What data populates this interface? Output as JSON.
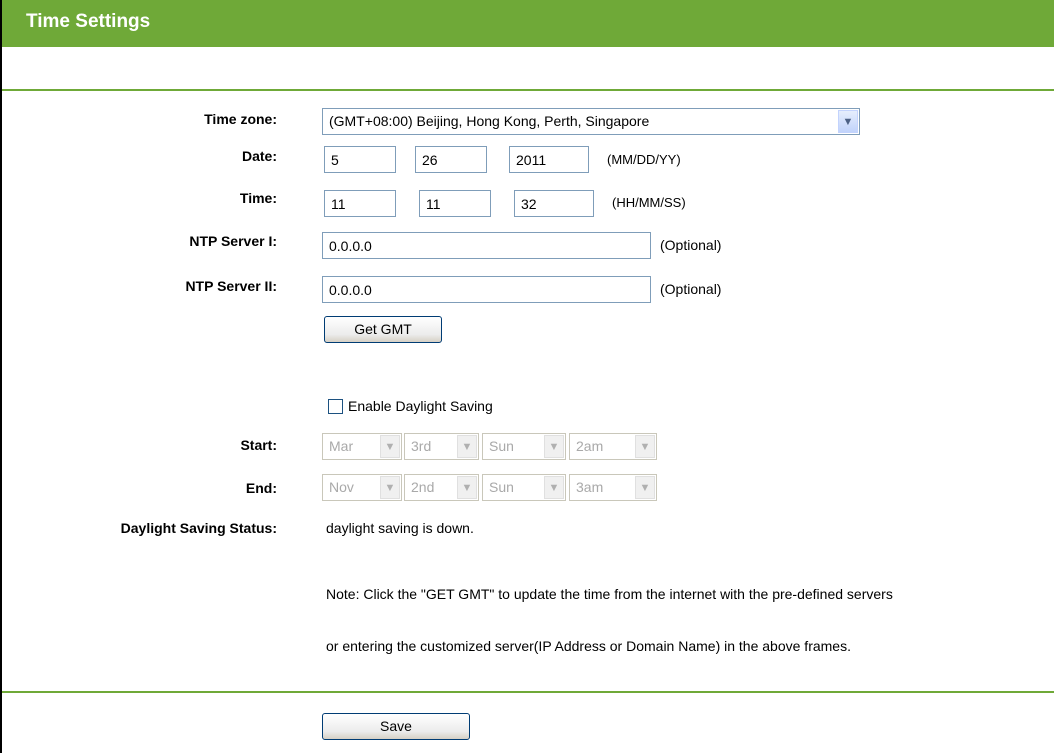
{
  "header": {
    "title": "Time Settings"
  },
  "form": {
    "time_zone": {
      "label": "Time zone:",
      "value": "(GMT+08:00) Beijing, Hong Kong, Perth, Singapore"
    },
    "date": {
      "label": "Date:",
      "month": "5",
      "day": "26",
      "year": "2011",
      "format": "(MM/DD/YY)"
    },
    "time": {
      "label": "Time:",
      "hour": "11",
      "minute": "11",
      "second": "32",
      "format": "(HH/MM/SS)"
    },
    "ntp1": {
      "label": "NTP Server I:",
      "value": "0.0.0.0",
      "hint": "(Optional)"
    },
    "ntp2": {
      "label": "NTP Server II:",
      "value": "0.0.0.0",
      "hint": "(Optional)"
    },
    "get_gmt_label": "Get GMT",
    "daylight": {
      "checkbox_label": "Enable Daylight Saving",
      "checked": false
    },
    "start": {
      "label": "Start:",
      "month": "Mar",
      "week": "3rd",
      "day": "Sun",
      "hour": "2am"
    },
    "end": {
      "label": "End:",
      "month": "Nov",
      "week": "2nd",
      "day": "Sun",
      "hour": "3am"
    },
    "status": {
      "label": "Daylight Saving Status:",
      "value": "daylight saving is down."
    },
    "note_line1": "Note: Click the \"GET GMT\" to update the time from the internet with the pre-defined servers",
    "note_line2": "or entering the customized server(IP Address or Domain Name) in the above frames."
  },
  "footer": {
    "save_label": "Save"
  },
  "colors": {
    "accent": "#6fa938",
    "header_text": "#ffffff"
  }
}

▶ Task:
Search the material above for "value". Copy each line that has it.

▶ Finished task:
      "value": "(GMT+08:00) Beijing, Hong Kong, Perth, Singapore"
      "value": "0.0.0.0",
      "value": "0.0.0.0",
      "value": "daylight saving is down."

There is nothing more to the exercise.